I could pass for abled until recently. Then in 18 months I had seven surgeries, all while doing intense trauma work with a trained therapist. My body was telling stories of abuse, and my words were catching up, naming the abuse that matched each injury.
Along with my physical disabilities from untreated trauma, I live with autoimmune conditions that can be disabling. I used to think they were a fluke, but then I read the research of Bessel van der Kolk and the findings of the ACES study. My diagnoses are consistent with their conclusions. Childhood abuse, especially incest, is highly correlated with the body turning on itself, like mine does by attacking the lining of my joints – known as rheumatoid arthritis.
Disabled people are used to intrusive questions, but mine come with an awkward twist. When someone asks “what happened to you?” they aren’t expecting domestic violence to be my answer. I answer without shame, even if they stammer in response.

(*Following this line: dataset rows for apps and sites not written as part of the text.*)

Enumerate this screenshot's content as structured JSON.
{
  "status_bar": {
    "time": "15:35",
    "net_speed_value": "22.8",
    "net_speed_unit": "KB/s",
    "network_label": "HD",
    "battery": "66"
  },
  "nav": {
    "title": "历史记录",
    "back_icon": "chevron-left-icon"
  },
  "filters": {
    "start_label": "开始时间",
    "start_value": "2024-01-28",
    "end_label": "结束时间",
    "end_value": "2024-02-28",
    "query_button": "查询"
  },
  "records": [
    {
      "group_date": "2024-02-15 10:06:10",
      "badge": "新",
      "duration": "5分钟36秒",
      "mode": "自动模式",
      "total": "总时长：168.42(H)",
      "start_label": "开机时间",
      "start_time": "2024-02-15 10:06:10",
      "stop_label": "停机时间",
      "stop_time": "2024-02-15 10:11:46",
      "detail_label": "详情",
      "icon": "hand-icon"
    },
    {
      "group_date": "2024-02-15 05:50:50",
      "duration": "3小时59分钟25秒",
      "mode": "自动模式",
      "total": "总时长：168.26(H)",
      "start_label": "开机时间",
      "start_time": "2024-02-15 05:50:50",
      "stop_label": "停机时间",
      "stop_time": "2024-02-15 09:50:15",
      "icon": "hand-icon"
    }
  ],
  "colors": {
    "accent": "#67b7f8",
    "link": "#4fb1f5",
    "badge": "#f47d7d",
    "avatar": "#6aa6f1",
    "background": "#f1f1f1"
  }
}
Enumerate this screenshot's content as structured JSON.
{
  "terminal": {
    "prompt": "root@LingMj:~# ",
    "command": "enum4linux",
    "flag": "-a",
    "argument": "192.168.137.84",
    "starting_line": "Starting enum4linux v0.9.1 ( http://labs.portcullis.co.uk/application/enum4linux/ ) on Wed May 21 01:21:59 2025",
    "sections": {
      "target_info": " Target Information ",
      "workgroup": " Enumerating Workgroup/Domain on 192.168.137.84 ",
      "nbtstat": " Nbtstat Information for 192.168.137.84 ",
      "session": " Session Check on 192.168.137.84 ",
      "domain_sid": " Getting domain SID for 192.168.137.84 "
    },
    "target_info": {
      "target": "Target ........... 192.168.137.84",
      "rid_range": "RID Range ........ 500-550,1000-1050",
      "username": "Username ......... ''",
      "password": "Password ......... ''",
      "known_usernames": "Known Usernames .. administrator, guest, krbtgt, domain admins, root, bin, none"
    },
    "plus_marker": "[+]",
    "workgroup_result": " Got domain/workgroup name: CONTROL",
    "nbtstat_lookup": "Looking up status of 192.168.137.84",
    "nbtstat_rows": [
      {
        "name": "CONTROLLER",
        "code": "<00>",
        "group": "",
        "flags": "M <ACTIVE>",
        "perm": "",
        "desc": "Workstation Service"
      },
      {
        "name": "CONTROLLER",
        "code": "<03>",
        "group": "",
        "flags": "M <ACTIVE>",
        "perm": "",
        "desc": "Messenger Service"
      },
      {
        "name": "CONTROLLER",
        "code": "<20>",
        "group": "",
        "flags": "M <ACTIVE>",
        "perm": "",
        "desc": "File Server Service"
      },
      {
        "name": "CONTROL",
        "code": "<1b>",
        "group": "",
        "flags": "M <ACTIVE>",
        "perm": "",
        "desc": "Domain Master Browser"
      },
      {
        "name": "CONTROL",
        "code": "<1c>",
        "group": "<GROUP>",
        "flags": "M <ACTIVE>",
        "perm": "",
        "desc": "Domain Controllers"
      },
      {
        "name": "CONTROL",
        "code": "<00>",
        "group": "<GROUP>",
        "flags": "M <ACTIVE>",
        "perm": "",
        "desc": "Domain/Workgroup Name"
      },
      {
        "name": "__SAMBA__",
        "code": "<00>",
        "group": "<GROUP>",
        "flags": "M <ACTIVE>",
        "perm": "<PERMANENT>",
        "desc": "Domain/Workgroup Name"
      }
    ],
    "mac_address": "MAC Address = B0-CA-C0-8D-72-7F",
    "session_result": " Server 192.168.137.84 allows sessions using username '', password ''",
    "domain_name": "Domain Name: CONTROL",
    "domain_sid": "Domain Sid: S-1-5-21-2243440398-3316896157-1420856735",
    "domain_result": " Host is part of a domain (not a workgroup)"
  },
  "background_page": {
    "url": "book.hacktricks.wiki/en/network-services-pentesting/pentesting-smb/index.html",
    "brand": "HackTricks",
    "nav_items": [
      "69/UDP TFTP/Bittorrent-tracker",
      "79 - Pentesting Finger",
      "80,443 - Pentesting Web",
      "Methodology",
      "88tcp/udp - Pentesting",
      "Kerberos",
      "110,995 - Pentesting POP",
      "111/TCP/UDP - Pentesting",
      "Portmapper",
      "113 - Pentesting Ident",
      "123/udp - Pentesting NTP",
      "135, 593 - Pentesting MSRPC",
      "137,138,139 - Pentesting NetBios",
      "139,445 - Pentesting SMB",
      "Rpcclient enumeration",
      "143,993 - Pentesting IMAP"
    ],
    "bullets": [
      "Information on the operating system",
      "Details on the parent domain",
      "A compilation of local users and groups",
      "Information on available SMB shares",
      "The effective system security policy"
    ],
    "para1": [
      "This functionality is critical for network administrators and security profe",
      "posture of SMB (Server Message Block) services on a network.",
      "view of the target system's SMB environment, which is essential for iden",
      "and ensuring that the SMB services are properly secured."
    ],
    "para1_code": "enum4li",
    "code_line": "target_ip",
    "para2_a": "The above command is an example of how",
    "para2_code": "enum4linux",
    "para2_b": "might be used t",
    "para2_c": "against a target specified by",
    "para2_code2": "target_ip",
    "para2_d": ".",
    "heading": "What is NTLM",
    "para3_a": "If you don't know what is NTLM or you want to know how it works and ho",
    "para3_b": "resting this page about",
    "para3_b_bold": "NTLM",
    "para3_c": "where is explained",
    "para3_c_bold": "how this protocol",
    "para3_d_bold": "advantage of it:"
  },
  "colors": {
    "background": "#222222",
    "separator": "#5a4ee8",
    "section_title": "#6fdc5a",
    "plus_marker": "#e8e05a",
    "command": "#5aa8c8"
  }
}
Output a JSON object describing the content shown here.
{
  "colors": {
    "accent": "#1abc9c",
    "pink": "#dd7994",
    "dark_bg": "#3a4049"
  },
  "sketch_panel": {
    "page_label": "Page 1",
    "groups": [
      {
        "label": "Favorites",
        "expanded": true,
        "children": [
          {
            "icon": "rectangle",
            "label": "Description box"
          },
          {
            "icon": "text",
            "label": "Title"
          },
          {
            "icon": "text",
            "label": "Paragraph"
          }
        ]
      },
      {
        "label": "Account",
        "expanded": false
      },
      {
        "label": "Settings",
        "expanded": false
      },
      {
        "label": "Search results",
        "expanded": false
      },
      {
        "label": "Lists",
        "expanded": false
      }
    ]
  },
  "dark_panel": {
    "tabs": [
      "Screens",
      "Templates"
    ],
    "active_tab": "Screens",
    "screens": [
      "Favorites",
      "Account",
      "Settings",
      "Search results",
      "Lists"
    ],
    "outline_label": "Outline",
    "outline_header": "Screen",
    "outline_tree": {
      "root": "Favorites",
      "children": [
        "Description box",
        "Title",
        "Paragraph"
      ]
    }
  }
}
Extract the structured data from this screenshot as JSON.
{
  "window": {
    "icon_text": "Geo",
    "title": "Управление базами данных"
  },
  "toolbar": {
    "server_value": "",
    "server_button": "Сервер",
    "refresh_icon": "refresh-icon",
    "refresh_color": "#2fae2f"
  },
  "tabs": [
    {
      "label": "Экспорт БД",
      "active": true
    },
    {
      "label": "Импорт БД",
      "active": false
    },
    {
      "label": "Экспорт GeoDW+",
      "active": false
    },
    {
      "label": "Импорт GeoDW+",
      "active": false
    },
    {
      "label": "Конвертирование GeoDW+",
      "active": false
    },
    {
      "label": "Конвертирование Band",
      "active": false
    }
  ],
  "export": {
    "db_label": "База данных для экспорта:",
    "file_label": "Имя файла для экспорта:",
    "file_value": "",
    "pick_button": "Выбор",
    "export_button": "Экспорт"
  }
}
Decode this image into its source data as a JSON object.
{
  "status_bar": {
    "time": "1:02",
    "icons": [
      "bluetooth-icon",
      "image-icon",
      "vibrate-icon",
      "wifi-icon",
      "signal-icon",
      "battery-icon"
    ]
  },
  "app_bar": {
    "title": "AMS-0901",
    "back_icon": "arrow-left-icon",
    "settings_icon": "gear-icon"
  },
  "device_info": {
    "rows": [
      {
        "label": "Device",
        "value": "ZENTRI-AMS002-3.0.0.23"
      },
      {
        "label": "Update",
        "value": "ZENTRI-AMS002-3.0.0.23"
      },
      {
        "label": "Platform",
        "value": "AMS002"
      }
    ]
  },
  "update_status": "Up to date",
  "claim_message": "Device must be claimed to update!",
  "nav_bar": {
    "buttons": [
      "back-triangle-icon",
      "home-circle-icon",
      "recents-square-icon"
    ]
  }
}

While the causes of my disabilities were horrific, I don’t need apologies from strangers. Usually they motion toward my cane as they tell me how sorry they are that I need it. I’m not bothered by my mobility aids, though. They give me freedom; rapes are what gave me pain.
When people comment “her life is ruined now,” about a survivor of sexual violence, they’re wrong. My life is changed, yes, but nothing about me is ruined. While what happened to me could be called a tragedy, my cane and walker and wheelchair are tools of health and wholeness; they are not tragedies.
I experience grief for what I endured woven with pride in who I am today. I’m unapologetically disabled. I was horrifically violated. Both are true at the same time. I’m often full of sorrow or rage or both about what I had to survive, but life is beautiful. Living in the fullness of my story, proud of my resilience, is healing.
This confuses some people. I’m supposed to be furious, they think, not proud. But why not both? I’m proud of my identity as a disabled woman within the rich community of people who fit under the umbrella of disability, an umbrella under which everyone will one day find shelter, if they live long enough for the aging process to usher them into our club. I’m also furious at the events and people who caused my disabilities. We try to make far too many either/or dichotomies, but the messy way of life involves living in the paradoxical tension of both/and.
It is good to be angry when a 29-year-old Native and disabled woman, having spent the last 26 years in the care of a health facility for chronically ill and intellectually disabled patients in Arizona, gives birth unexpectedly after being in a near vegetative state for more than a decade. It is good to be angry about that disabled people are more than three times as likely to experience violent assault than abled people. It is good to be angry that women with intellectual disabilities are seven times more likely to experience sexual violence.
But their disabilities are not what’s wrong or worthy of anger. No, it’s the actions and evil of those who chose to attack them.
Likewise, it is good to be angry about sexual violence resulting in permanent bodily or emotional disabilities, and it’s good to grieve the losses involved. But for me, the disabilities aren’t wrong or worthy of anger by themselves. No, the actions rendered by those who attack the soul and body sexually are wrong and so very worthy of our fury.
I am a survivor and proud, though I hate what I endured to live.
Likewise, I am disabled and proud, though I hate parts of the path that led me here.